Omega Institute co-founder Elizabeth Lesser, who wrote a book about donating bone marrow to treat her sister’s lymphoma, said that despite all the associated trauma, “It’s a magical, mystical experience, giving another person part of your body to help them live. There’s something profound and mysterious about it.”
Woodstock Healing Arts co-founder Ben Fleisher currently needs a kidney donation and has been blogging about the process of facing death and seeking help. Lesser and Fleisher will read from their writings on Friday, February 2, from 7 p.m. to 9 p.m., at the Kleinert James Center for the Arts in Woodstock, in a benefit for Woodstock Healing Arts, sponsored by the Golden Notebook bookstore.
“Ben is the age of my kids,” said Lesser. “When you live in Woodstock, and your kids go to school together, it’s a true community. I love and respect him.” Coincidentally, Fleisher’s parents used to sell at craft shows along with the sister who received a bone marrow donation from Lesser. “I was the only sibling who matched her perfectly,” she recalled. “I went through a long process with her, preparing, doing the transplant, taking care of her afterwards. She died a year later.”
In her book Marrow: Love, Loss and What Matters Most, Lesser described the heart-wrenching experience, including the emotional cleanup she and her sister embarked upon. “After a bone marrow transplant,” she explained, “two of the biggest obstacles are that either she would reject my stem cells or my cells would attack her. We decided, on the mind-body level, to clean up our lifelong tendency to reject or attack each other as siblings. We had only a few weeks to go through it, since she had to have the transplant or die. We went through several therapy sessions, sweeping through our whole relationship from childhood on, explaining, forgiving, and moving on. It was a beautiful experience that took more courage than giving her my bone marrow did.”
Lesser is also the author of Broken Open: How Difficult Times Can Help Us Grow, a title she sees as perfectly applicable to Fleisher as he faces his own crisis. “The thing about Ben that’s so admirable,” she said, “is he’s always game for growing. He’s not approaching this with self-pity or ‘Why me?’— he’s growing into it. He’s a walking example of how to do it.”

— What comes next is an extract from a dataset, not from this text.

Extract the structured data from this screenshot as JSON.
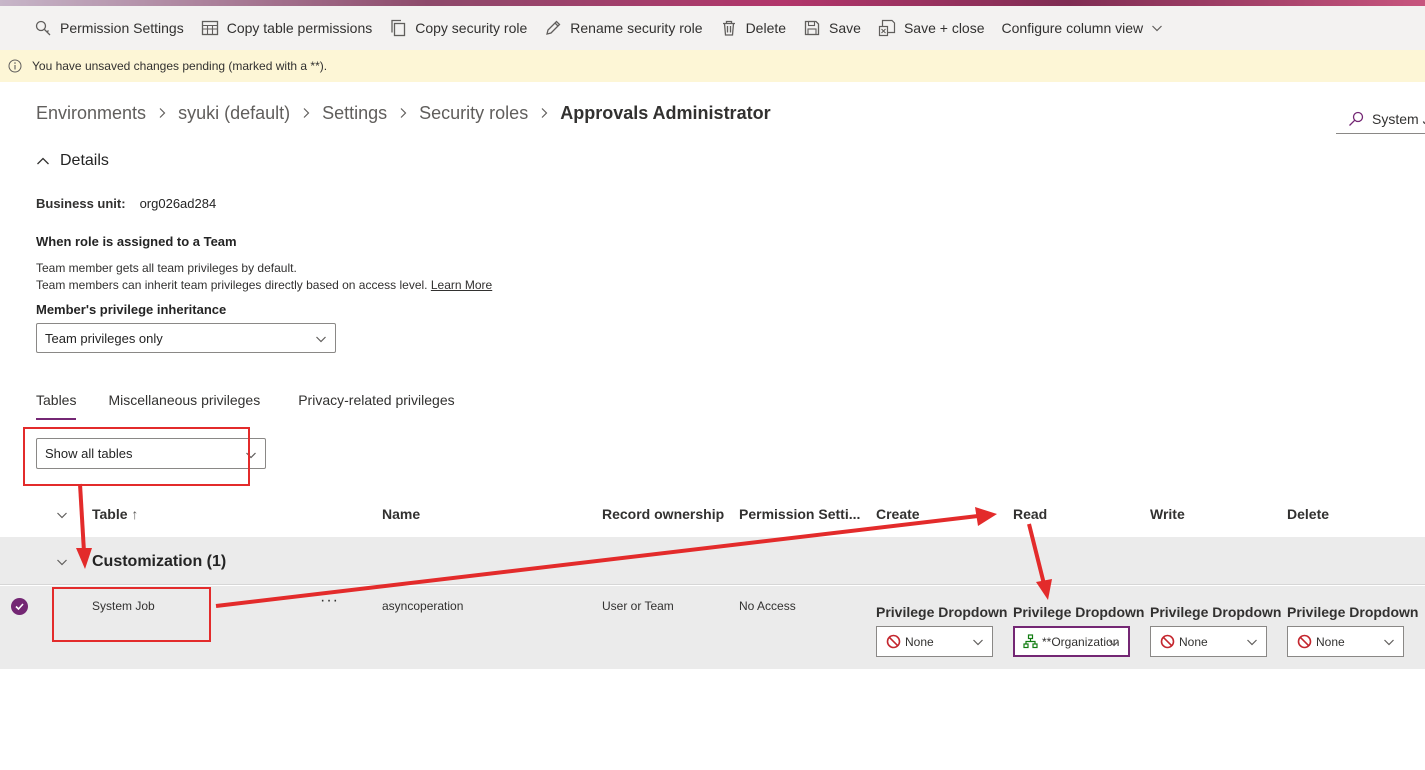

“My kidneys are both basically done,” said Fleisher. “They’re functioning at five percent.” A condition known as IGA necropathy has degraded his kidneys to the point that he is now on dialysis. At first he felt overwhelmed and isolated. He has a wife and two small children, and he was just opening his new healing arts business. Then he decided to write a blog.
“Once I started being public,” he said, “I could talk to more people about it. I don’t feel vexed by it any more — I don’t feel alone. If I hit a roadblock or a big obstacle, I know the people around me won’t let me get stuck. I feel so taken care of, even though on the surface, I’m quite sick.”

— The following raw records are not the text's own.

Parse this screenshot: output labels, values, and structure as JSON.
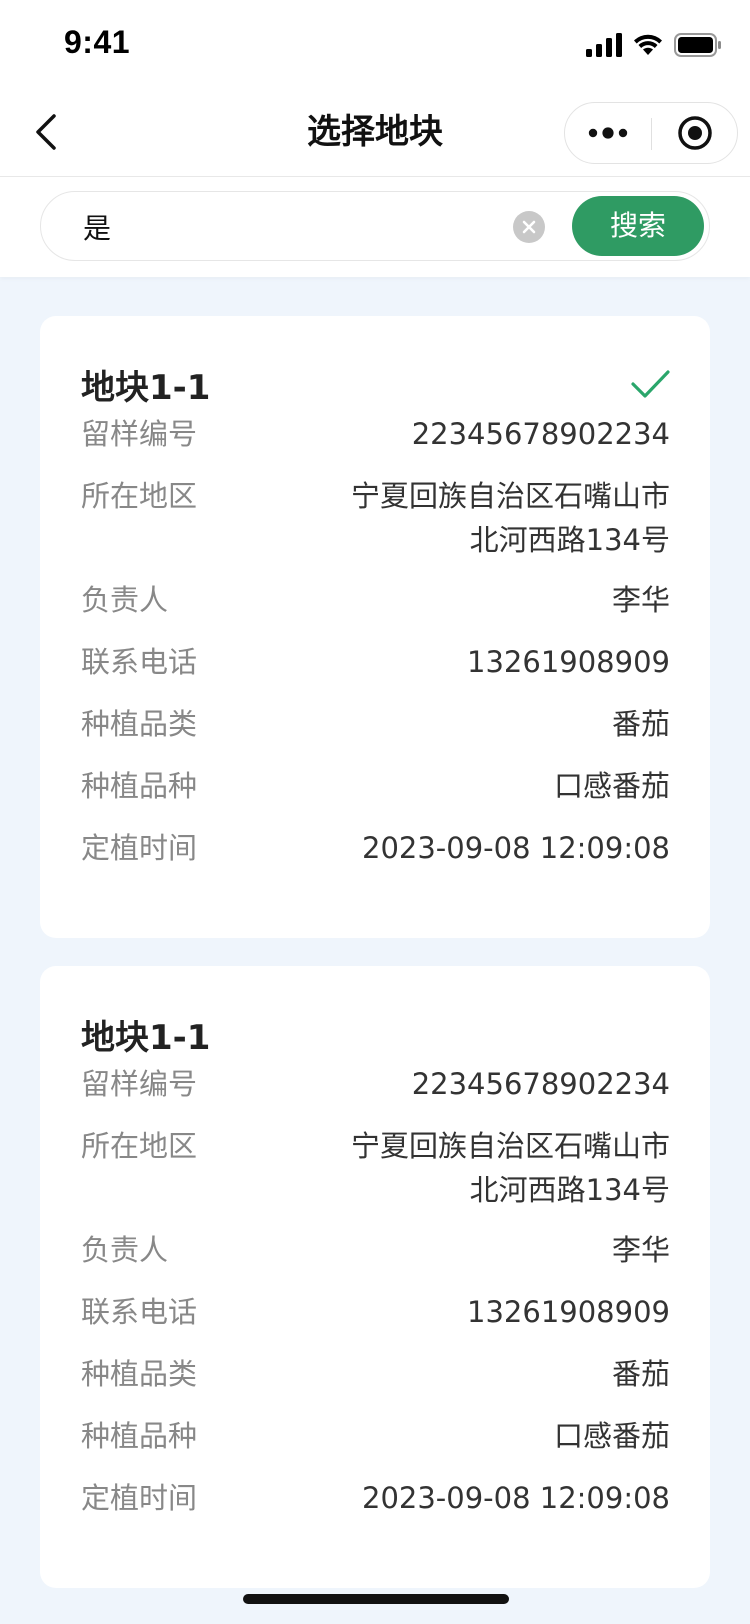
{
  "status_bar": {
    "time": "9:41"
  },
  "nav": {
    "title": "选择地块"
  },
  "search": {
    "value": "是",
    "button_label": "搜索"
  },
  "colors": {
    "accent": "#2f9b63",
    "check": "#2aa66b",
    "background": "#eff5fc"
  },
  "cards": [
    {
      "title": "地块1-1",
      "selected": true,
      "fields": [
        {
          "label": "留样编号",
          "value": "22345678902234"
        },
        {
          "label": "所在地区",
          "value": "宁夏回族自治区石嘴山市\n北河西路134号"
        },
        {
          "label": "负责人",
          "value": "李华"
        },
        {
          "label": "联系电话",
          "value": "13261908909"
        },
        {
          "label": "种植品类",
          "value": "番茄"
        },
        {
          "label": "种植品种",
          "value": "口感番茄"
        },
        {
          "label": "定植时间",
          "value": "2023-09-08 12:09:08"
        }
      ]
    },
    {
      "title": "地块1-1",
      "selected": false,
      "fields": [
        {
          "label": "留样编号",
          "value": "22345678902234"
        },
        {
          "label": "所在地区",
          "value": "宁夏回族自治区石嘴山市\n北河西路134号"
        },
        {
          "label": "负责人",
          "value": "李华"
        },
        {
          "label": "联系电话",
          "value": "13261908909"
        },
        {
          "label": "种植品类",
          "value": "番茄"
        },
        {
          "label": "种植品种",
          "value": "口感番茄"
        },
        {
          "label": "定植时间",
          "value": "2023-09-08 12:09:08"
        }
      ]
    }
  ]
}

Woodstock Healing Arts opened at Bradley Meadows just over a year ago, offering massage, naturopathic medicine, body-centered psychotherapy, and other modalities. Fleisher does acupuncture and energy work known as “zero balancing.” With such a steep investment, personally and financially, in alternative healing methods, he found it humbling to have to turn to the medical system for help. “My ego, my sense of who I am, is based on mind-body medicine. I realized how much this medicine can and can’t do. I’m thinking more integratively now. We’d be in the stone ages if we didn’t have Western medicine, but we would also be in the stone ages if we didn’t have alternatives.” He continues to support his health with diet, herbal supplements, acupuncture, and massage.
Meanwhile, Fleisher needs a kidney donor to save his life. Several friends stepped forward and went through the screening process but were rejected because they either did not match his blood type and other criteria, or because they were not in good enough physical condition to endure the stress of abdominal surgery. He’s on a donor list, which can take five to seven years to yield results, due to the large number of people waiting for kidneys and the stringent matching needs. If he doesn’t find a match within a few months, a friend has offered to join a matching program. The friend might not be a suitable match himself, but he could donate a kidney to someone else, making the next match on the donor list available to Fleisher, who remarked, “It’s the most touching thing in the world — beyond words.”
If someone cannot attend the reading but wants to donate to Woodstock Healing Arts, they may buy a ticket online as a donation.
The Golden Notebook presents “Through the Storm: Developing Resilience, Trust and Love in Difficult Times”, an evening of reading and discussion with Elizabeth Lesser and Ben Fleisher, on Friday, February 2, 7 to 9 p.m., at Kleinert James Center for the Arts, 36 Tinker Street, Woodstock. Tickets are $10, $50, or $250, with all proceeds going to Woodstock Healing Arts. Purchase tickets by going to Eventbrite.com and searching for “Through the Storm.” Read Ben Fleisher’s blog at https://woodstockhealingarts.com/blog.